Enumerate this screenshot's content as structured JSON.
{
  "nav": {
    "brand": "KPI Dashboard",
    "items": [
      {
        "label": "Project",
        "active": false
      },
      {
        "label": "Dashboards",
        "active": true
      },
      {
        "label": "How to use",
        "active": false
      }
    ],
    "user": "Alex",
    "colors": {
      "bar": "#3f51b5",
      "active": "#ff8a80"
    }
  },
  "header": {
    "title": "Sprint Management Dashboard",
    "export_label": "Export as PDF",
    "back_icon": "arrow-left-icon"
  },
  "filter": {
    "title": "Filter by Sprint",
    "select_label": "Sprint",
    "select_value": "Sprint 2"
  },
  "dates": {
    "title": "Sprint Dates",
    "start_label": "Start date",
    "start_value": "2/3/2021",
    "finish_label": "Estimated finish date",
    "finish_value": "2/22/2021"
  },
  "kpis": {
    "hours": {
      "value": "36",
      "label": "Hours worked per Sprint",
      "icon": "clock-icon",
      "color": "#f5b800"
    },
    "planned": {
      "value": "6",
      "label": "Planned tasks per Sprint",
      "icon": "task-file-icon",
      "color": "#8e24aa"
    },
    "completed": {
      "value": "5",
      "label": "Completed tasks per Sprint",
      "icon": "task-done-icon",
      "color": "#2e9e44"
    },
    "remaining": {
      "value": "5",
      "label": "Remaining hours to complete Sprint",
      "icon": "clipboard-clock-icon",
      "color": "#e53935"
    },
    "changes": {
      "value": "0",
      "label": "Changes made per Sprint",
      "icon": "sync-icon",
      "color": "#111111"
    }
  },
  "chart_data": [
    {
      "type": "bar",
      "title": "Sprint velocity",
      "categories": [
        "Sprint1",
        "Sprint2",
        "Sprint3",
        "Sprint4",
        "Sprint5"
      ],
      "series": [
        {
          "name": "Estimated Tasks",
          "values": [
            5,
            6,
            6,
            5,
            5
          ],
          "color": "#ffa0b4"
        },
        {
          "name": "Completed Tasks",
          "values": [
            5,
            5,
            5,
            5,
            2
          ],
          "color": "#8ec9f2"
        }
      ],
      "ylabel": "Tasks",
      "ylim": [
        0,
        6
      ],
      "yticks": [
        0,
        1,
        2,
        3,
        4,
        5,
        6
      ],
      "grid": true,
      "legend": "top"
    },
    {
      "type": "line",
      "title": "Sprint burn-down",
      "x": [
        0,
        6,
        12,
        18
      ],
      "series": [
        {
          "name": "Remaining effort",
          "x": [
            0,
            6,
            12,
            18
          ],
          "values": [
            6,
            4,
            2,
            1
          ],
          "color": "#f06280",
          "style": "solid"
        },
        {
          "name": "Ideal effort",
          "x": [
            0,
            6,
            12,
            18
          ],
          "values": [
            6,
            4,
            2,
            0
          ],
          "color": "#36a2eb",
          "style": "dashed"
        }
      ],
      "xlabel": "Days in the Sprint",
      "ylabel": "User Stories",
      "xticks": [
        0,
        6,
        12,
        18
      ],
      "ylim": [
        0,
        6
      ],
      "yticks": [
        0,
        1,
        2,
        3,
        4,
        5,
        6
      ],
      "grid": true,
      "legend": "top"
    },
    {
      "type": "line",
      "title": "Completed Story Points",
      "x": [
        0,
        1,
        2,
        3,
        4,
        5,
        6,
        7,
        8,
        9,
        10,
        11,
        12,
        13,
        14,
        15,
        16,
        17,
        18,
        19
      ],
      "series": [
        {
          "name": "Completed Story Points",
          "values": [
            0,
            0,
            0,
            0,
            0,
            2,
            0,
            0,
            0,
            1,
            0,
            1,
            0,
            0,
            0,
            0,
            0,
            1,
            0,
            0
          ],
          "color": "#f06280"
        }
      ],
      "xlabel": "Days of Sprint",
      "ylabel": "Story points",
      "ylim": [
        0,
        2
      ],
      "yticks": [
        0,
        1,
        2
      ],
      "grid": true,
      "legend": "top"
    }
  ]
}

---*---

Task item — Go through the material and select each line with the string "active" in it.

Result of this exercise —
        "active": false
        "active": true
        "active": false
      "active": "#ff8a80"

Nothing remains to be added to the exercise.